Q: Our electric rates are high, and we have power outages during storms. I want a backup generator for the entire house. What type and size is best? Can I use it nonstop instead of the utility's power?

A: Many people are interested in installing backup (standby) whole-house generators for electricity during power outages. It seems as though there are more outages and brownouts each year, and our lifestyles depend heavily on electronic appliances.

To answer your last question first, a standby generator, even a large one, is not designed to be used continuously as a long-term alternative to your electric utility. It is designed to operate for relatively short periods during power outages. Also, costs from a standby generator are greater than your electric rate.

No matter what size whole-house generator you select (generation capacity is in kw, kilowatts), it is best to also install an automatic transfer switch, or ATS. This control switch senses when the utility's electric power stops or the voltage is too low during a brownout.

When the ATS kicks in, it temporarily disconnects your house from the utility grid and starts the generator.
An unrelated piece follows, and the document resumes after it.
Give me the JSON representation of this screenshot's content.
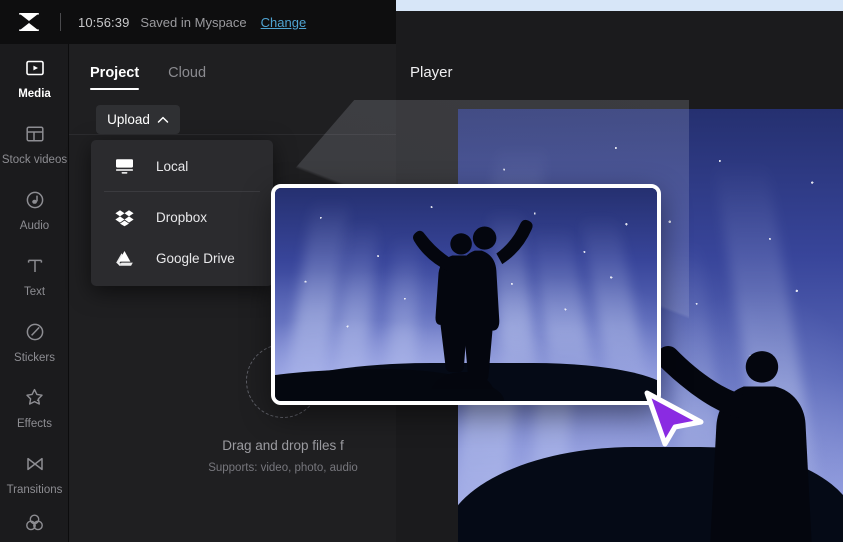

This can take a short period to be up to full power. Without an ATS, you would have to do this manually or the utility lineman might get shocked from your generator.

The size of the standby generator you need depends on how many electric items you want to operate during a power outage. A 12-kw generator will handle a typical family's power needs.

Add up the wattages of all the electric items you think you need. The wattage of various appliances is listed on each appliance's nameplate. Keep in mind that many appliances with motors require greater starting wattages than the continuous usage listed on the nameplate. A refrigerator using 700 watts might require up to 1,500 watts each time the compressor starts.

Most people select a natural gas standby generator if gas is available. It is clean burning and does not require a storage tank. If there is a natural disaster, though, such as an earthquake, the supply might be stopped.

Propane burns cleanly similar to gas. Since the tank is on your property, the supply cannot be interrupted. It is more expensive than gas and requires a tank.

Diesel fuel is less flammable and easy to obtain. It requires an expensive tank, and the shelf life of the fuel is less than two years.

Standby generators can cost several thousand dollars.

Following are some of the companies that offer generators:

--Baldor, 920-236-4200, www.baldor.com.

--Coleman Powermate, 800-445-1805, www.powermate.com.

--Cummins Onan, 763-574-5000, www.cumminsonan.com.

--Generac Power Systems, 888-436-3722, www.generac.com.

--Kohler Power Systems, 800-544-2444, www.kohlergenerators.com.

Q: I want to install a whole-house fan. I already have an attic vent fan to cool the attic. Will this attic vent fan make the whole-house fan less effective?

A: They should work fine together. The whole-house fan generally will be used in the morning and evening when the outdoor temperature is lower. During these periods, the attic vent fan probably won't be running anyway. Even when both fans are running, they will complement each other.

Send inquiries to James Dulley, The Post and Courier, 6906 Royalgreen Drive, Cincinnati, OH 45244 or visit www.dulley.com.